One year on, with support from Meningitis Now and the experiences of others, 22-year-old Aaron, from Suffolk, is coming to terms with what has happened and has started to take control of adapting to his abilities.
“It started with a sore throat and feeling very drowsy. I went to bed and slept for what felt like the entire next day until the pain from my headache woke me up - a pain I don’t ever want to experience again. I tried to get some water but could only make it to the bathroom to be sick before having to get back into bed. The pain was so bad it kept me awake.
“It wasn’t until I noticed how stiff my neck was that instinct kicked in and I (stupidly) got a bus to the hospital on my own. All my housemates were visiting home that weekend and I thought it was something I could do on my own.
“When I got there I kept thinking it could be anything, a trapped nerve, flu or even a migraine. It wasn’t until I was quickly seen and put in a cubicle that I truly started to worry, and when the consultant came over and said he suspected meningitis the alarm bells really went going.

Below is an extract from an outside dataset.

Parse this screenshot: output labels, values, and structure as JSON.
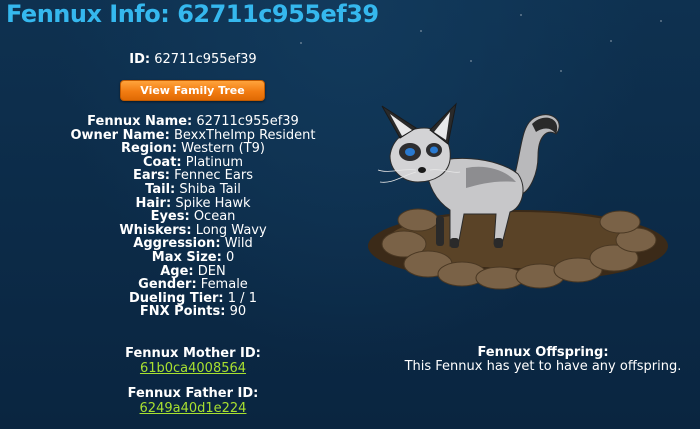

“I was started on antibiotics just in case and admitted for a lumbar puncture. Bacterial meningitis was ruled out so I was given anti-virals instead alongside pain relief. The results came back and I was discharged home to recover as they couldn’t do a lot in the hospital.
“Recovery took a long time and the illness itself has left me with post-viral fatigue almost a year on. I can at least get up stairs now without needing to rest but I’ve also had to adapt to a new way of life for myself. I had to leave my university course as my body couldn’t cope with the demands of it, but now I’ve had time to learn about myself and see examples of other people’s experiences I don’t feel alone. I feel like I can achieve what I want in life - even if that means taking longer than I’d wish and adapting methods so I don’t get burnt out. This is something I would not have been able to achieve without the support of Meningitis Now, from peer support groups to the support helpline helping me feel less alone in the process of recovery, and also showing me that the after-effects I experience are real.”